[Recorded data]
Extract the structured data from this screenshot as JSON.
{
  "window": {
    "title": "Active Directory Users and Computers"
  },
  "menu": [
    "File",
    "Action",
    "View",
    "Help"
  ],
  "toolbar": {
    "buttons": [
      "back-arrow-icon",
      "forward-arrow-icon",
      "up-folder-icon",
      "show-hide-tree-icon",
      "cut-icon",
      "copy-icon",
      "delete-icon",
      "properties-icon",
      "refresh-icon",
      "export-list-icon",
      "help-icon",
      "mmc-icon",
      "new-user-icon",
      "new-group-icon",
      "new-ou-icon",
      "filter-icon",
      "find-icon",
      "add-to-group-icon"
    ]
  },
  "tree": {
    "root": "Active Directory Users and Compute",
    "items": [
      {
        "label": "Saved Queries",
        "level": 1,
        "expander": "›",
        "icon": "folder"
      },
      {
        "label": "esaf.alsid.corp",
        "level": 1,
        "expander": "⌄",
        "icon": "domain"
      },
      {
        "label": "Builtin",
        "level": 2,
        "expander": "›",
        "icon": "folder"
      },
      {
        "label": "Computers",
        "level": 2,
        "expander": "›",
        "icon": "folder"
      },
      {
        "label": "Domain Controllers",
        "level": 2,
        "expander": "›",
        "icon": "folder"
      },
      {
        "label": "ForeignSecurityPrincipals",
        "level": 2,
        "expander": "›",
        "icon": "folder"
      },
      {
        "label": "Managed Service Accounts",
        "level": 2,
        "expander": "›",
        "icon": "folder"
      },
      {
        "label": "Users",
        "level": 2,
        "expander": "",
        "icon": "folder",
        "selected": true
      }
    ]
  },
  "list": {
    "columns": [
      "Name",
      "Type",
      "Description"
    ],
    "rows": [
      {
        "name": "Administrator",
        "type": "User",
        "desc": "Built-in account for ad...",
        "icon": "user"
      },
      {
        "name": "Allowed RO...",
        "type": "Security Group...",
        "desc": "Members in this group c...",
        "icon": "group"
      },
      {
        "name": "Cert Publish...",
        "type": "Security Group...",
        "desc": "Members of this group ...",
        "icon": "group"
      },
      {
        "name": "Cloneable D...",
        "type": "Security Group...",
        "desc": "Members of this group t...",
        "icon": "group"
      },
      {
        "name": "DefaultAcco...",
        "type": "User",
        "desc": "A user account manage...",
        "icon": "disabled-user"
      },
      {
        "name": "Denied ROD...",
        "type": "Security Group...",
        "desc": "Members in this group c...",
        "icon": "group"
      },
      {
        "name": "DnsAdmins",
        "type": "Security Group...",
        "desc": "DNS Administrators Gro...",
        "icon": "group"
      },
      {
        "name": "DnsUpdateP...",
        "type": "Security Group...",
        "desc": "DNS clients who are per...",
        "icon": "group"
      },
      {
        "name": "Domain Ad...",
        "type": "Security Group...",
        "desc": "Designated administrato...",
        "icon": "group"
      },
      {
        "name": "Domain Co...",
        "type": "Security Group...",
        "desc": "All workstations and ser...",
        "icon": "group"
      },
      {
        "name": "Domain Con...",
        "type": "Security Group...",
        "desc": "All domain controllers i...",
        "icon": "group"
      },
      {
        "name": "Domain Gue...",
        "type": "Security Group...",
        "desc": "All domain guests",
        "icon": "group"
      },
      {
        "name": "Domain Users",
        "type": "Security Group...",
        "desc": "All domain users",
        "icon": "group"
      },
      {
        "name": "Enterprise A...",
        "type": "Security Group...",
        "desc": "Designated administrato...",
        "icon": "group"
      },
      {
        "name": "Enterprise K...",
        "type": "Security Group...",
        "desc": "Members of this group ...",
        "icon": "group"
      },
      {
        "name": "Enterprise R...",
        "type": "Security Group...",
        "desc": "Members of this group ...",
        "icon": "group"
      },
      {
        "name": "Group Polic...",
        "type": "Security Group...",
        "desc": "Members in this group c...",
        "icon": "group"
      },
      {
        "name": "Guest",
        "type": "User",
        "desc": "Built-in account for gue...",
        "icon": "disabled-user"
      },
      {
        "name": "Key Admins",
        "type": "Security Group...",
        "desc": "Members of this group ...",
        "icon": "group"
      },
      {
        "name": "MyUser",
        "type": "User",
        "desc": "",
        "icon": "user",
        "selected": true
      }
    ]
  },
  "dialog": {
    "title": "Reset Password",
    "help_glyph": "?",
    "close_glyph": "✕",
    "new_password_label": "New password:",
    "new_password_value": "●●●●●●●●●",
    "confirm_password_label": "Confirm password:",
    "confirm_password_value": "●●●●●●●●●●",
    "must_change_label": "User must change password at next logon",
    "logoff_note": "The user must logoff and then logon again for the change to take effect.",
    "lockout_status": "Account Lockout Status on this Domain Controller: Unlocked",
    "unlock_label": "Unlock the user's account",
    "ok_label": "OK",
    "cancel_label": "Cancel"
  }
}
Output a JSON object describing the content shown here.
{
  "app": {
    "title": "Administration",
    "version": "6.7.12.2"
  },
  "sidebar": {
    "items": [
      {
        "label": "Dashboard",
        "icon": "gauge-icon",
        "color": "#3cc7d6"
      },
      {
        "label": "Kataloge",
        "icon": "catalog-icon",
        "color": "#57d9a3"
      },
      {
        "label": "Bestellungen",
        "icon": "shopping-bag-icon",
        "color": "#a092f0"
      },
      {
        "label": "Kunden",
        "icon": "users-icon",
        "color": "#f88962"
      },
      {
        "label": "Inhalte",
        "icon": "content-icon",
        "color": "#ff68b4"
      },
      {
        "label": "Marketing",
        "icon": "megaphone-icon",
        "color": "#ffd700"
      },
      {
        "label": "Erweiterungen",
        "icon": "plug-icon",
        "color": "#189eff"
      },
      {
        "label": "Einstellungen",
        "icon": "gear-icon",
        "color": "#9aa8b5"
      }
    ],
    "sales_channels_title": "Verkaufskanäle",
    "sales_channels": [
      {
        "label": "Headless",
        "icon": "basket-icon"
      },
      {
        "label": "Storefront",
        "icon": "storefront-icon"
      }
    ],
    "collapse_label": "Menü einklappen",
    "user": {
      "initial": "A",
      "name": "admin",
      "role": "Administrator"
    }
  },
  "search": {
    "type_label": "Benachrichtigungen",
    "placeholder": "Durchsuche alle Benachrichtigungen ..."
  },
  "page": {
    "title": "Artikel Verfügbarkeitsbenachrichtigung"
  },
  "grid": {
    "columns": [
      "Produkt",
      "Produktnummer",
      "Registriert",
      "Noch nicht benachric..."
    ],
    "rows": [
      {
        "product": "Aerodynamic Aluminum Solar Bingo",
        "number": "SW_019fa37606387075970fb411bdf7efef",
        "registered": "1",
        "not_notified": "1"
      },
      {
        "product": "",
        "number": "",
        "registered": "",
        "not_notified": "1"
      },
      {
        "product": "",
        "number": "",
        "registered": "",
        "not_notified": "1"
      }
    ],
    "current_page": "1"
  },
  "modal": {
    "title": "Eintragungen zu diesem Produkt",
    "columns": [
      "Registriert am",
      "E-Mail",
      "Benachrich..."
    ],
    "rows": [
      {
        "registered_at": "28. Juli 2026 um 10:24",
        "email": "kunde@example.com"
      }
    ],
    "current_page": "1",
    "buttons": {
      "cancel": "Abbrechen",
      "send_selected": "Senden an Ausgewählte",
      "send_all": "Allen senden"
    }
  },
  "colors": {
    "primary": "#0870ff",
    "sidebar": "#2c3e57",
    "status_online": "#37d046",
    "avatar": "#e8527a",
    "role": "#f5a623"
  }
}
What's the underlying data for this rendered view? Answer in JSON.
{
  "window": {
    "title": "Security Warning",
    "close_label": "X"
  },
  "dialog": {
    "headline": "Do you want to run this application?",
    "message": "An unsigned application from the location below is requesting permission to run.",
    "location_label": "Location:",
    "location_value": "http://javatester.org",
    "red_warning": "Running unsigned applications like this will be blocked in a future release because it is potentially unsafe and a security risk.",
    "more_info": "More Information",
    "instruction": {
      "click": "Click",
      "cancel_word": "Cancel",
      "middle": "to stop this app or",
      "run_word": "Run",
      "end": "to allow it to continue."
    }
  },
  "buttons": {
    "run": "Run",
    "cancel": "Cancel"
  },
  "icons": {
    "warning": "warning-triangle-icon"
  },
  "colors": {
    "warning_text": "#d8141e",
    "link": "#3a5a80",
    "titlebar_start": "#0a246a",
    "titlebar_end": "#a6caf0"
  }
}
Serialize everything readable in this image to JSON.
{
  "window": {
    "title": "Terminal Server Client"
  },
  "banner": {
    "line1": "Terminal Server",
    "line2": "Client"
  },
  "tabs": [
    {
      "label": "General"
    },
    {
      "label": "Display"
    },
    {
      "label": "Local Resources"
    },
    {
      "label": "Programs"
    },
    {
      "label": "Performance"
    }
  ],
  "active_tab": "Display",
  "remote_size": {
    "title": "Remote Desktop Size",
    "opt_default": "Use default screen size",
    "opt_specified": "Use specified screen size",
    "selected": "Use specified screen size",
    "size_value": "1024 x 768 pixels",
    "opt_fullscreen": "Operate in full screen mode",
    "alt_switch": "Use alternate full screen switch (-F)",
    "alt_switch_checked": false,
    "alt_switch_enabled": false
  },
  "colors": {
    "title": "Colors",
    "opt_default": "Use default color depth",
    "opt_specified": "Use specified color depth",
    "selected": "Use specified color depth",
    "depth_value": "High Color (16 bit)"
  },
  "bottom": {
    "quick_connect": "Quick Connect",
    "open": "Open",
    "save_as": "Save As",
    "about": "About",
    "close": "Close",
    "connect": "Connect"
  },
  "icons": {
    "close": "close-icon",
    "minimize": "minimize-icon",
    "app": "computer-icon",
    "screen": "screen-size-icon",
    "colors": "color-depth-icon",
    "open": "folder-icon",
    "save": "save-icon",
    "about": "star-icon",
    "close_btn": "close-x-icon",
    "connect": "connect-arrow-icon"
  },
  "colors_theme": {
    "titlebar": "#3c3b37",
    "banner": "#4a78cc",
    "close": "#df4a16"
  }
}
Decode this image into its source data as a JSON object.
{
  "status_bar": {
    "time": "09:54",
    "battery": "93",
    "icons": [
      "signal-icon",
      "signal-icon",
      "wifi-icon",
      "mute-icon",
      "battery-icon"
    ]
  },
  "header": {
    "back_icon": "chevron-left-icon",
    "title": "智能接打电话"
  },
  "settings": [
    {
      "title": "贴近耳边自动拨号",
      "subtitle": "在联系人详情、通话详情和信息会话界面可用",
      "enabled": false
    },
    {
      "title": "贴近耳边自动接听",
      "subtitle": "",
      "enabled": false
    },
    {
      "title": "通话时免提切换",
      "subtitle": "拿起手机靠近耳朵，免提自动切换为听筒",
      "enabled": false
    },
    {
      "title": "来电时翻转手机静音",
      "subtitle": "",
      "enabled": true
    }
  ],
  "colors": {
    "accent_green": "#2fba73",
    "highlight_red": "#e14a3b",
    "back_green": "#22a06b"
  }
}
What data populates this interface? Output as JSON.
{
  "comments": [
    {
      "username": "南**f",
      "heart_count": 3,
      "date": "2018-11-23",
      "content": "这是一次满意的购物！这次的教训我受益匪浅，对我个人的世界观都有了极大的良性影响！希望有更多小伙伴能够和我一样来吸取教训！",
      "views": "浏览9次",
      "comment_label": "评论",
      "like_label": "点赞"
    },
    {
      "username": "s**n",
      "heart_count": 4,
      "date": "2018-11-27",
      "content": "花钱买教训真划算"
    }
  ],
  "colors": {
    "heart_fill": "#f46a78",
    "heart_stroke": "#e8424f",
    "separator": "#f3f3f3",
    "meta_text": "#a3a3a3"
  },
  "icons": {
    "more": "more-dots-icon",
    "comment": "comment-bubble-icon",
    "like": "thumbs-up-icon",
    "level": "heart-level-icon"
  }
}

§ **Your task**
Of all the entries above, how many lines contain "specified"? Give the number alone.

§ **Output for this exercise**
4